When you walk into a gallery, particularly one in Mayfair, you don’t expect to see such a hive of activity with paint being dripped, sets hammered, installations constructed, in other words a gallery being used as a working studio. For this is what is happening to the Lazinc Gallery for the coming weeks where some 25 contemporary urban artists from around the world will be transforming the place and offering the chance for visitors to watch the process of art in the making.
The idea came from Magda Danysz, an effervescent French curator who organised the same thing six years ago when Paris’s famous nightclub Les Bains Douches was transformed into an artistic space. Danysz, who has galleries in Paris and Shanghai as well as London and has written several books on art, gave me a tour around the gallery and talked about the project and how she sees the creative process as being as important to the viewer as the end result.
“We are getting more and more used to this sacred white cube where we put the artwork in the middle of the beautiful, white wall whereas when the artist is creating, it’s not necessarily what they had in mind. So the idea is we transform space, so we’ve covered it with wood from floor to ceiling… and the idea is that the artists will come and really fill the space in little by little. On average we’ll have two artists per week, so people can come and see the process and also we invite people to come back. So every two or three weeks will be a good moment to come back when it will be completely different.”

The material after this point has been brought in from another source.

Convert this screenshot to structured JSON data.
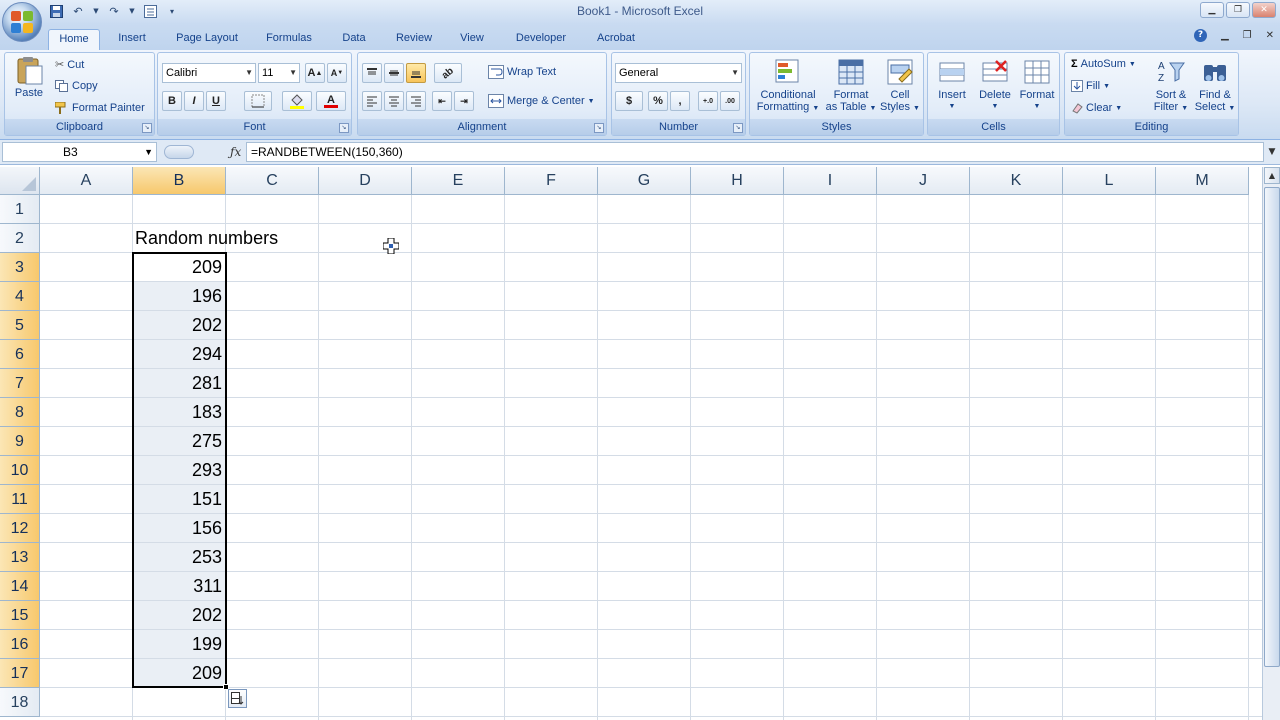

In the gallery’s first room, to the left is a man crossing a fence made from wire by two Iranian artists named IVY and SOT which alludes to the migrant crisis affecting so many parts of the world. The central wall features portraits by a Portuguese street artist who goes by the name of Vhils. The portraits comprise remnants of used posters and flyers glued to layers of billboard. Originally a graffiti artist, Vhils’s portraits can be found on many buildings in his native Portugal and beyond for which he scratches the surface of walls with a hammer drill, even explosives.
“What I love about the layers of billboards is that sometimes you have a movie, a date or something and you realise you’re going back in time to a date that might be meaningful for you or someone else… It’s like going back in time and showing what our cities and our urban environment are carrying.”
1010 (pronounced tenten) is a Polish street artist now living in Hamburg who specialises in graphic illusion. He was the first artist Danysz signed up. His murals, with their signature colourful rings, are to be seen in many European countries. The picture on the left above is from a block of flats in Warsaw, the one on the right being here at Lazinc.
“With this trompe l’oeil there is something that sucks you in and I like how he redefines space in this illusion. I wanted the show to be at some point when people enter they will be like they’re losing balance and getting sucked in. And over there you have the man jumping the fence and in 10 days time we’ll have an artist who’s doing a whole work in thread. I want people to look at a work and have to think, to watch and to search. There will even be some artworks that are only maybe half an inch and they will have to look for them. It’s like a treasure hunt, an art treasure hunt.”
In the adjoining room, American artist Dan Lam, of Vietnamese heritage, was in the process of pouring paint mixed with resin on to one of her polyurethane foam sculptures which you then see her hanging from the window sill. The rewarding thing about watching artists at work is that you can engage with them and ask them about their process.
“Most of them already know each other, they’ve met at festivals and art shows, museum shows, so we want to create a dialogue, and someone even coming out of the blue would understand and feel it.”
On the opposite wall to where Dan Lam was working, hangs a striking portrait by Yseult Digan, a French urban artist known as YZ. Her work centres on questions of humanity and authenticity within our urban environment and the portrait above is part of a series she has made called Empresses. She attaches such things as bracelets, headbands and various items of bling to her paintings.
“She travels the world. She’s been to China and Africa looking for strong women who she photographs and then paints. The she adds what I call the ornaments either from the place she met the person or from where she’s doing the painting. It’s done on flock paper which she glues to the wall and then paints with Indian ink and then adds the other elements.”
After climbing the wonderfully elegant Georgian staircase to the upstairs room of the gallery, we are greeted by a balloon installation by Charles Petillon. Some might remember four years ago how this artist covered the arched ceiling of Covent Garden with 100,000 pristine white balloons, giving the space a dreamlike effect. At night, flashing lights produce a heartbeat effect.
On either side are paintings by the Miaz Brothers of classical portraits that they have seemingly airbrushed. This Italian duo use spray paint to create the blurred effect and take the emphasis away from the artists and instead to the imagination of the viewer. Magda Danysz told me what she hopes visitors to this immersive exhibition will take from this and the other exhibits.
“That they get to really respect and appreciate the process and the art for what it is for itself. Not for its value, we’ve been talking this week a lot about the market. They shouldn’t be overlapping that much and some things are meant not to be sold and then there’s the question of how we make a living out of it. It shouldn’t be the first question. I love to give artists a voice and that’s what I think is most important.”
Watch This Space will be showing at Lazinc Gallery, 29 Sackville Street, London W1S 3DX until 21 December 2019
All images are courtesy of the artists and gallery.